What is Consumer IoT and Industrial IoT?

 

Briefly speaking, Consumer Internet of Things (CIoT) is a B2C segment of IoT. CIoT solutions are made for end-users and are usually dedicated to individual non-commercial usage. Whereas Industrial IoT (IIoT) consists of products created for enterprises, factories, etc, representing B2B segment. Unlike CIoT, IIoT brings value both for companies that leverage its solutions and end-users. Companies could enhance productivity, quality, decrease price through tech innovations and, as a result, increase customers satisfaction.

 

Nevertheless, the development of IoT started with the Consumer segment, Industrial IoT is becoming more and more promising. Internet of Things market is crowded with different B2C solutions while only few manufacturers have implemented smart technology to their facilities. However, on the other hand, typical IIoT implementations cost much more expensive than a CIoT solution, so just a few enterprises could afford such an innovation.

 

Key differences between CIoT and IIoT

 

Besides the basic difference in concepts, CIoT and IIoT have many differences in the technological perspective.

 

First of all, industrial devices should be more resistant to different conditions. While consumer devices may not event be waterproof, industrial solutions should be able to work in dangerous environments.
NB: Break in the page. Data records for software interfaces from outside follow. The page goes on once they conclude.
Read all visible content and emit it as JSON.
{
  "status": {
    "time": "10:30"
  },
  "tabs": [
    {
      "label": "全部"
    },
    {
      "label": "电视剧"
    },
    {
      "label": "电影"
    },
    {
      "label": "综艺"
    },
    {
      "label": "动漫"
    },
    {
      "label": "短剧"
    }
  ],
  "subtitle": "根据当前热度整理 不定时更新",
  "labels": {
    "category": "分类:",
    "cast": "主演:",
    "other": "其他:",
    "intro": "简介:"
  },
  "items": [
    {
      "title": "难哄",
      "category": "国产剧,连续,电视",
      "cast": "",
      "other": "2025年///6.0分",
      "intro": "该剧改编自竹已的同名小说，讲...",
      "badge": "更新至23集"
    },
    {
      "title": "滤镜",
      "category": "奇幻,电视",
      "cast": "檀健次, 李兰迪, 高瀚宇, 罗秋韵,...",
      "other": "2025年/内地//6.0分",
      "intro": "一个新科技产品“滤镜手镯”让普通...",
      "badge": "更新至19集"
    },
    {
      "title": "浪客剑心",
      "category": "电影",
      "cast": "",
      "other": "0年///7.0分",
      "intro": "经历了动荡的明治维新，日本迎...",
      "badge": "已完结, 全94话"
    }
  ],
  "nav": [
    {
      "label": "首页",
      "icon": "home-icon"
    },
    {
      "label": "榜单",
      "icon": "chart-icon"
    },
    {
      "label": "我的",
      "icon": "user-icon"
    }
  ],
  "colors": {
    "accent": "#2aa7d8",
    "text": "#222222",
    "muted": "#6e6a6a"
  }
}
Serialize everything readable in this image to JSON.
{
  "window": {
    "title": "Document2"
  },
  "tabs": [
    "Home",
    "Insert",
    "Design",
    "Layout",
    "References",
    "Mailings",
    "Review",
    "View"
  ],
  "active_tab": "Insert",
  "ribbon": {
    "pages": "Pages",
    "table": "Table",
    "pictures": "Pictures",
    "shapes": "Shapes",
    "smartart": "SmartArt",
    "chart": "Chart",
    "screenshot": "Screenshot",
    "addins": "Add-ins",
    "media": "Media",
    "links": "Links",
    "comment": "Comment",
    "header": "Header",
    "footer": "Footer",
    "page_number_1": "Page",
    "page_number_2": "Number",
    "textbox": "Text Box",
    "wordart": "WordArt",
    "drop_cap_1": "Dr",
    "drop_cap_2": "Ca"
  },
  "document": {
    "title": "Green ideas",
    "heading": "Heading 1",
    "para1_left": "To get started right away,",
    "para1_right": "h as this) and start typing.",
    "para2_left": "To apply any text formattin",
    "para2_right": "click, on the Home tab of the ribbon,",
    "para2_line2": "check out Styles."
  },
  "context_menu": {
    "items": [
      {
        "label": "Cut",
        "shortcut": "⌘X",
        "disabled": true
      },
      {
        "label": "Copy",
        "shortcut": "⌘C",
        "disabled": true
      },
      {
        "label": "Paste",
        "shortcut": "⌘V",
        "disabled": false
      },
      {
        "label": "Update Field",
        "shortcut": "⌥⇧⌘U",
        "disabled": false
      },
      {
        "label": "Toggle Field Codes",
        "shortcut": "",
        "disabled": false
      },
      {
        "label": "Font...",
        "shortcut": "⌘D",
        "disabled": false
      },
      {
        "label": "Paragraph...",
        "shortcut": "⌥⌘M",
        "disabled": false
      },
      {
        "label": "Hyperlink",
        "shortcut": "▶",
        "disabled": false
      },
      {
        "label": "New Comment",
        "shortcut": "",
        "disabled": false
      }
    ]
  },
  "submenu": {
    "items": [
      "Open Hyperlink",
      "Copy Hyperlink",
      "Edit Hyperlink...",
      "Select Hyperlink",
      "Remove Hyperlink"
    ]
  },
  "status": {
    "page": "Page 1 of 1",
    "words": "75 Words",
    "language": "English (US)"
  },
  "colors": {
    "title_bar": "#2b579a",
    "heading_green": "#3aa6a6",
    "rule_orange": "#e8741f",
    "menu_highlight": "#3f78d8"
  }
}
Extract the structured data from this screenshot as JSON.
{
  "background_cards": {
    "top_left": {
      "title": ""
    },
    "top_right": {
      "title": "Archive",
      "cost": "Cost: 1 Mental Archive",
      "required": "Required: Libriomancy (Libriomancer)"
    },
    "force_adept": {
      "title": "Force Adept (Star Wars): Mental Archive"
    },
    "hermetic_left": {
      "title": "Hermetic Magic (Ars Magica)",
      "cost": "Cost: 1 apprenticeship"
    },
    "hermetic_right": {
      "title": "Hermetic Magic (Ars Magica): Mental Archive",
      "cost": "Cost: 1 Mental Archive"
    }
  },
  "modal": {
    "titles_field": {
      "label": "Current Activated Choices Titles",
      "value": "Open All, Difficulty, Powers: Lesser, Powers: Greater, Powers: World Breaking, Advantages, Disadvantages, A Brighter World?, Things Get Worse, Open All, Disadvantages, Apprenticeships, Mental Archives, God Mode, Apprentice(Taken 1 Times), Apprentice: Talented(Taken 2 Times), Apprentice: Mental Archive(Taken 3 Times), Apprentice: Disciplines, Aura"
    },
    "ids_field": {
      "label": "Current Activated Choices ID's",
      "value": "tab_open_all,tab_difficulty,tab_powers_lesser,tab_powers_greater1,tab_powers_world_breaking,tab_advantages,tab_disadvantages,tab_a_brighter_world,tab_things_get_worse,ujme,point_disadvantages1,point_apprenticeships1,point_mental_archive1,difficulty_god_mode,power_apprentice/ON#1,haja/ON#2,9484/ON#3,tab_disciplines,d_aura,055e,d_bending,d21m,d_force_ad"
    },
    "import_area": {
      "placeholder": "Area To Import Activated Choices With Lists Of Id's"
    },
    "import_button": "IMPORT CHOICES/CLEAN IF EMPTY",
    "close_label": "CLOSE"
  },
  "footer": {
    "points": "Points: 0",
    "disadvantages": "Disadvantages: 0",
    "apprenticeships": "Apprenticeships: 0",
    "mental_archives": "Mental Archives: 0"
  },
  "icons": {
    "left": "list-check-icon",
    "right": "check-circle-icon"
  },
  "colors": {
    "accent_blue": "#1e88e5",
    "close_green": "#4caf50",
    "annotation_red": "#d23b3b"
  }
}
For example, sensors that detect water leaks should be waterproof, sensors that measure pressure should be resistance to high pressure, etc.

 

IIoT systems should be designed with scalability in mind. Manufacturers should always be able to add additional devices, manufacturing facilities, production lines, and the system should be able to process additional data.

 

The other difference lays in strong cyber-security requirements. IIoT solutions always deal with sensitive commercial information that should lead to great losses if compromised. That is why it should be properly protected.

 

Meanwhile, industrial products usually undergo white-labeling, while consumer solutions are always produced under a specific brand.

 

On the other hand, consumer devices usually have more strict requirements for appearance and price. Users prefer attractive, light-weight solutions with cool interface and relatively good price.

 

 

CIoT and IIoT solutions examples

 

 

Nest thermostats are cool examples of CIoT solutions in the realm of the smart home. They learn your habits, weather conditions, etc and adjust energy consumption efficiently. The other famous CIoT solution is Fitbit. It is a smart wearable device that measures your activity. Both devices are built for end-users.

 

Talking about smart industrial solutions, we would like to mention Pepperl+Fuchs. It is a manufacturer of connected industrial sensors for different purposes: proximity sensors, ultrasonic sensors, photoelectric sensors, and others. It offers a full ecosystem of hardware for IIoT enablement.

 

IoT platforms for CIoT and IIoT

 

Consumer and industrial requirements to IoT platforms are also rather different. IIoT solutions need a scalable platform that supports different deployment options, multiple protocols, a lot of hardware types. It should also allow the possibility to grant different level of access to different facilities. And, of course, it should be 100% percent reliable, because any fault could cost millions to an industrial enterprise. A good example of such a platform is ThingWorx.

 

 

As to consumer solutions, they usually don’t even require IoT platforms, being directly connected to smartphones. If an IoT platform is required, it should be reasonably-priced, easy-programmed and allow companies to get users’ feedback on their product, so they could dynamically react to any requests. For consumer cases, we could suggest Copilot.

 

In your opinion, what domain of the Internet of Things (consumer or industrial) drives innovation?